Entries from a dataset of interfaces
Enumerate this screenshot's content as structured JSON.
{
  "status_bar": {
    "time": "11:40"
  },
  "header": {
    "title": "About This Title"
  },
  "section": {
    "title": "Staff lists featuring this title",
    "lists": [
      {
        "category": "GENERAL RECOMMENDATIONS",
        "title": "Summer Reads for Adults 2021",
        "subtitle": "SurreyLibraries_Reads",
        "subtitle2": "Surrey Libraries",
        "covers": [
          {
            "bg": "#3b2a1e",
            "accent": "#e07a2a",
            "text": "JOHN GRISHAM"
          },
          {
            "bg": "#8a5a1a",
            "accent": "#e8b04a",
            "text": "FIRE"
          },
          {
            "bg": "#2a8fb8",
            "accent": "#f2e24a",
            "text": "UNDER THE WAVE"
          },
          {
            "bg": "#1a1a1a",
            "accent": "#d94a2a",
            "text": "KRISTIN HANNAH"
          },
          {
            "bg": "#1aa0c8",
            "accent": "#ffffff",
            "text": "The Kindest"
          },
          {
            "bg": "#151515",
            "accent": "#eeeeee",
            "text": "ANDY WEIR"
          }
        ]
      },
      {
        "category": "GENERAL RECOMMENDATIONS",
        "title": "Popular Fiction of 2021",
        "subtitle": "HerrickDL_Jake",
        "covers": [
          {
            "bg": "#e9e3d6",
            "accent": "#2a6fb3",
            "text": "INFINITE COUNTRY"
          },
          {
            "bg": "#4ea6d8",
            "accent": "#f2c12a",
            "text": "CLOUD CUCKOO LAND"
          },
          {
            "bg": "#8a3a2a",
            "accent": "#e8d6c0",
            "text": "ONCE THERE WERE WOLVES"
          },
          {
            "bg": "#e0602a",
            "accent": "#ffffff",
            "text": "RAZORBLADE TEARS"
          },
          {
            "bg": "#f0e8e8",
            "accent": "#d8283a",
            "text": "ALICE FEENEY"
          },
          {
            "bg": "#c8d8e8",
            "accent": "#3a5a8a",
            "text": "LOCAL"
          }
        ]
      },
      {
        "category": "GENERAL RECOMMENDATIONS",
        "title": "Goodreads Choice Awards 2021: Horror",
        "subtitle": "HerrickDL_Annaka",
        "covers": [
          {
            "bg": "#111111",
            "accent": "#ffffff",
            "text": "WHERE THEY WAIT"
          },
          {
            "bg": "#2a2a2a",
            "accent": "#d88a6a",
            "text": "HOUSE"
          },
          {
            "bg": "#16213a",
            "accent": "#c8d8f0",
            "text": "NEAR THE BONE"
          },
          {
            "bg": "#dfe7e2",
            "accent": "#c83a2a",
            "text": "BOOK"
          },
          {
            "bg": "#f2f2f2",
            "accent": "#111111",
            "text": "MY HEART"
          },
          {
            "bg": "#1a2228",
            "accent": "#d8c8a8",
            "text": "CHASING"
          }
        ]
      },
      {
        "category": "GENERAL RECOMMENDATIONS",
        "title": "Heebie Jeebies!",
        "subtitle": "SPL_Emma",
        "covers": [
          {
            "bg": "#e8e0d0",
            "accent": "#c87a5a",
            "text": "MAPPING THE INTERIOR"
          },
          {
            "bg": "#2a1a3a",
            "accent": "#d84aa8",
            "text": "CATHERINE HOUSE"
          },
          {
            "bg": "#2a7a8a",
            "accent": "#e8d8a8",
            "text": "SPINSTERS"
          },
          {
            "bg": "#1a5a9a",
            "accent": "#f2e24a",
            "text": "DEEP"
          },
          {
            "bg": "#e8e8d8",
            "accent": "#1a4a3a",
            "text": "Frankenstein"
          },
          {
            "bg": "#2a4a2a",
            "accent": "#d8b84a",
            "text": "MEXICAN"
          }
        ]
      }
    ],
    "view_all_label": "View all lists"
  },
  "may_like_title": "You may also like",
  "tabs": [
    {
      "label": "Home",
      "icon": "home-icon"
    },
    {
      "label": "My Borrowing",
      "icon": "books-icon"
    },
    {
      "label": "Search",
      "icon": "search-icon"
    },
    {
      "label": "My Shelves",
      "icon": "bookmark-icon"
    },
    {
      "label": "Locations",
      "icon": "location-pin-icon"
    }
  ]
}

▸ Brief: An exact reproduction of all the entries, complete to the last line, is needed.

▸ Expected answer:
Enumerate this screenshot's content as structured JSON.
{
  "status_bar": {
    "time": "11:40"
  },
  "header": {
    "title": "About This Title"
  },
  "section": {
    "title": "Staff lists featuring this title",
    "lists": [
      {
        "category": "GENERAL RECOMMENDATIONS",
        "title": "Summer Reads for Adults 2021",
        "subtitle": "SurreyLibraries_Reads",
        "subtitle2": "Surrey Libraries",
        "covers": [
          {
            "bg": "#3b2a1e",
            "accent": "#e07a2a",
            "text": "JOHN GRISHAM"
          },
          {
            "bg": "#8a5a1a",
            "accent": "#e8b04a",
            "text": "FIRE"
          },
          {
            "bg": "#2a8fb8",
            "accent": "#f2e24a",
            "text": "UNDER THE WAVE"
          },
          {
            "bg": "#1a1a1a",
            "accent": "#d94a2a",
            "text": "KRISTIN HANNAH"
          },
          {
            "bg": "#1aa0c8",
            "accent": "#ffffff",
            "text": "The Kindest"
          },
          {
            "bg": "#151515",
            "accent": "#eeeeee",
            "text": "ANDY WEIR"
          }
        ]
      },
      {
        "category": "GENERAL RECOMMENDATIONS",
        "title": "Popular Fiction of 2021",
        "subtitle": "HerrickDL_Jake",
        "covers": [
          {
            "bg": "#e9e3d6",
            "accent": "#2a6fb3",
            "text": "INFINITE COUNTRY"
          },
          {
            "bg": "#4ea6d8",
            "accent": "#f2c12a",
            "text": "CLOUD CUCKOO LAND"
          },
          {
            "bg": "#8a3a2a",
            "accent": "#e8d6c0",
            "text": "ONCE THERE WERE WOLVES"
          },
          {
            "bg": "#e0602a",
            "accent": "#ffffff",
            "text": "RAZORBLADE TEARS"
          },
          {
            "bg": "#f0e8e8",
            "accent": "#d8283a",
            "text": "ALICE FEENEY"
          },
          {
            "bg": "#c8d8e8",
            "accent": "#3a5a8a",
            "text": "LOCAL"
          }
        ]
      },
      {
        "category": "GENERAL RECOMMENDATIONS",
        "title": "Goodreads Choice Awards 2021: Horror",
        "subtitle": "HerrickDL_Annaka",
        "covers": [
          {
            "bg": "#111111",
            "accent": "#ffffff",
            "text": "WHERE THEY WAIT"
          },
          {
            "bg": "#2a2a2a",
            "accent": "#d88a6a",
            "text": "HOUSE"
          },
          {
            "bg": "#16213a",
            "accent": "#c8d8f0",
            "text": "NEAR THE BONE"
          },
          {
            "bg": "#dfe7e2",
            "accent": "#c83a2a",
            "text": "BOOK"
          },
          {
            "bg": "#f2f2f2",
            "accent": "#111111",
            "text": "MY HEART"
          },
          {
            "bg": "#1a2228",
            "accent": "#d8c8a8",
            "text": "CHASING"
          }
        ]
      },
      {
        "category": "GENERAL RECOMMENDATIONS",
        "title": "Heebie Jeebies!",
        "subtitle": "SPL_Emma",
        "covers": [
          {
            "bg": "#e8e0d0",
            "accent": "#c87a5a",
            "text": "MAPPING THE INTERIOR"
          },
          {
            "bg": "#2a1a3a",
            "accent": "#d84aa8",
            "text": "CATHERINE HOUSE"
          },
          {
            "bg": "#2a7a8a",
            "accent": "#e8d8a8",
            "text": "SPINSTERS"
          },
          {
            "bg": "#1a5a9a",
            "accent": "#f2e24a",
            "text": "DEEP"
          },
          {
            "bg": "#e8e8d8",
            "accent": "#1a4a3a",
            "text": "Frankenstein"
          },
          {
            "bg": "#2a4a2a",
            "accent": "#d8b84a",
            "text": "MEXICAN"
          }
        ]
      }
    ],
    "view_all_label": "View all lists"
  },
  "may_like_title": "You may also like",
  "tabs": [
    {
      "label": "Home",
      "icon": "home-icon"
    },
    {
      "label": "My Borrowing",
      "icon": "books-icon"
    },
    {
      "label": "Search",
      "icon": "search-icon"
    },
    {
      "label": "My Shelves",
      "icon": "bookmark-icon"
    },
    {
      "label": "Locations",
      "icon": "location-pin-icon"
    }
  ]
}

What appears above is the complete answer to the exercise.